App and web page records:
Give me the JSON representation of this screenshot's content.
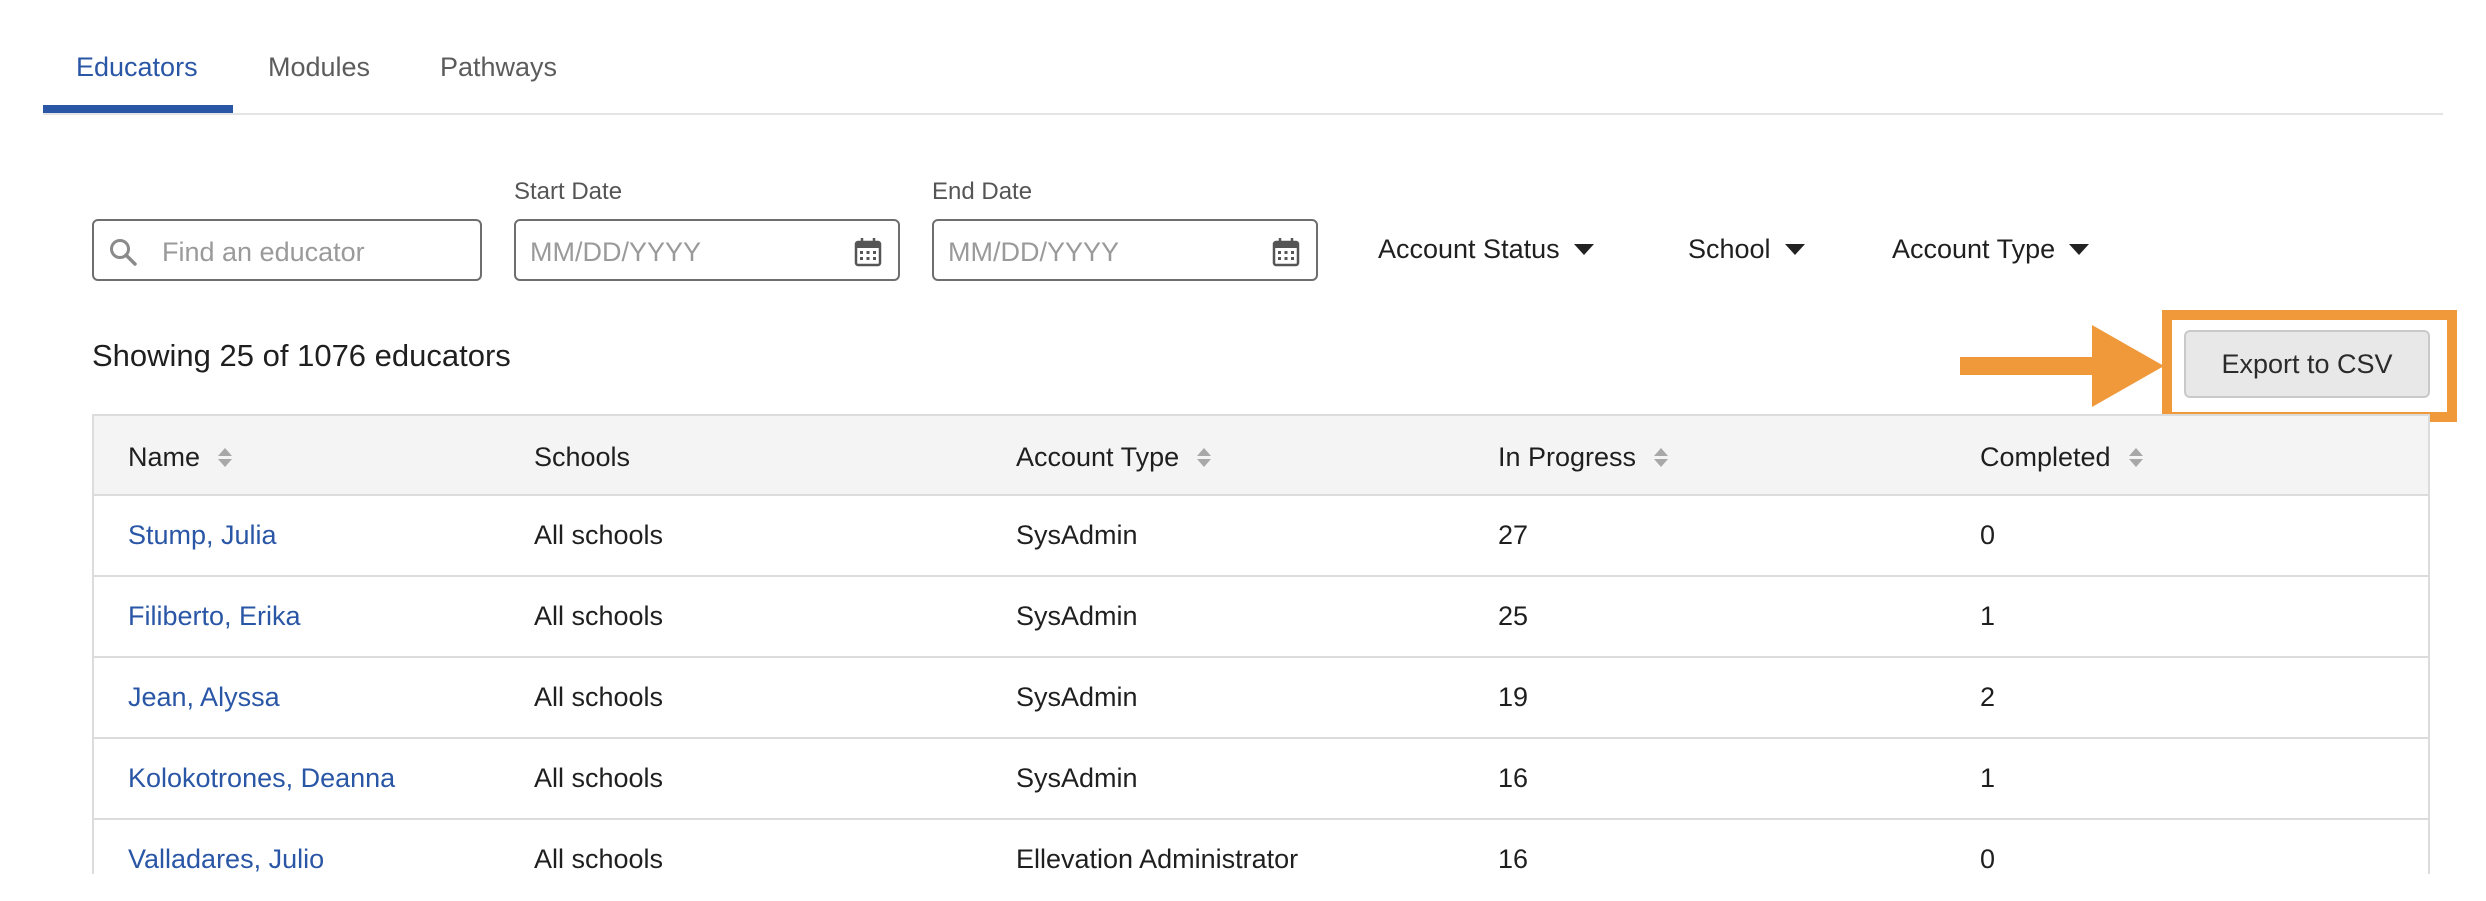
{
  "tabs": [
    {
      "label": "Educators",
      "active": true
    },
    {
      "label": "Modules",
      "active": false
    },
    {
      "label": "Pathways",
      "active": false
    }
  ],
  "filters": {
    "search_placeholder": "Find an educator",
    "start_date_label": "Start Date",
    "start_date_placeholder": "MM/DD/YYYY",
    "end_date_label": "End Date",
    "end_date_placeholder": "MM/DD/YYYY",
    "account_status": "Account Status",
    "school": "School",
    "account_type": "Account Type"
  },
  "summary": "Showing 25 of 1076 educators",
  "export_label": "Export to CSV",
  "colors": {
    "accent": "#2a56a6",
    "highlight": "#f0993a"
  },
  "table": {
    "headers": {
      "name": "Name",
      "schools": "Schools",
      "account_type": "Account Type",
      "in_progress": "In Progress",
      "completed": "Completed"
    },
    "rows": [
      {
        "name": "Stump, Julia",
        "schools": "All schools",
        "account_type": "SysAdmin",
        "in_progress": "27",
        "completed": "0"
      },
      {
        "name": "Filiberto, Erika",
        "schools": "All schools",
        "account_type": "SysAdmin",
        "in_progress": "25",
        "completed": "1"
      },
      {
        "name": "Jean, Alyssa",
        "schools": "All schools",
        "account_type": "SysAdmin",
        "in_progress": "19",
        "completed": "2"
      },
      {
        "name": "Kolokotrones, Deanna",
        "schools": "All schools",
        "account_type": "SysAdmin",
        "in_progress": "16",
        "completed": "1"
      },
      {
        "name": "Valladares, Julio",
        "schools": "All schools",
        "account_type": "Ellevation Administrator",
        "in_progress": "16",
        "completed": "0"
      }
    ]
  }
}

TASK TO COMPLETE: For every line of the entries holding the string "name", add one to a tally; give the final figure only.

SOLUTION BELOW: 6